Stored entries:
'''
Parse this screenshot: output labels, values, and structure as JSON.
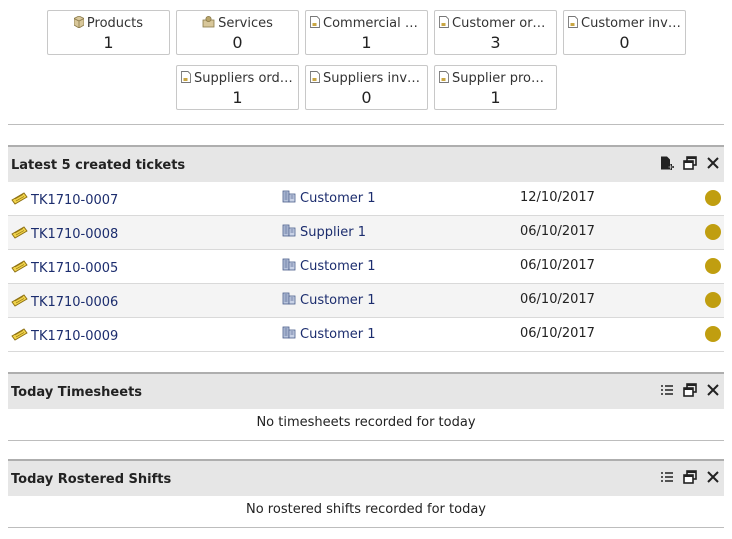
{
  "stats_row1": [
    {
      "label": "Products",
      "value": "1",
      "icon": "product-box-icon"
    },
    {
      "label": "Services",
      "value": "0",
      "icon": "service-icon"
    },
    {
      "label": "Commercial pr...",
      "value": "1",
      "icon": "document-icon"
    },
    {
      "label": "Customer orders",
      "value": "3",
      "icon": "document-icon"
    },
    {
      "label": "Customer invo...",
      "value": "0",
      "icon": "document-icon"
    }
  ],
  "stats_row2": [
    {
      "label": "Suppliers orders",
      "value": "1",
      "icon": "document-icon"
    },
    {
      "label": "Suppliers invo...",
      "value": "0",
      "icon": "document-icon"
    },
    {
      "label": "Supplier propo...",
      "value": "1",
      "icon": "document-icon"
    }
  ],
  "tickets_box": {
    "title": "Latest 5 created tickets",
    "actions": [
      "new-document-icon",
      "restore-window-icon",
      "close-icon"
    ],
    "rows": [
      {
        "ref": "TK1710-0007",
        "thirdparty": "Customer 1",
        "date": "12/10/2017",
        "status_color": "#c09e10"
      },
      {
        "ref": "TK1710-0008",
        "thirdparty": "Supplier 1",
        "date": "06/10/2017",
        "status_color": "#c09e10"
      },
      {
        "ref": "TK1710-0005",
        "thirdparty": "Customer 1",
        "date": "06/10/2017",
        "status_color": "#c09e10"
      },
      {
        "ref": "TK1710-0006",
        "thirdparty": "Customer 1",
        "date": "06/10/2017",
        "status_color": "#c09e10"
      },
      {
        "ref": "TK1710-0009",
        "thirdparty": "Customer 1",
        "date": "06/10/2017",
        "status_color": "#c09e10"
      }
    ]
  },
  "timesheets_box": {
    "title": "Today Timesheets",
    "empty_text": "No timesheets recorded for today",
    "actions": [
      "list-icon",
      "restore-window-icon",
      "close-icon"
    ]
  },
  "shifts_box": {
    "title": "Today Rostered Shifts",
    "empty_text": "No rostered shifts recorded for today",
    "actions": [
      "list-icon",
      "restore-window-icon",
      "close-icon"
    ]
  }
}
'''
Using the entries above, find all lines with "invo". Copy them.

*Exercise result*
      "label": "Customer invo...",
      "label": "Suppliers invo...",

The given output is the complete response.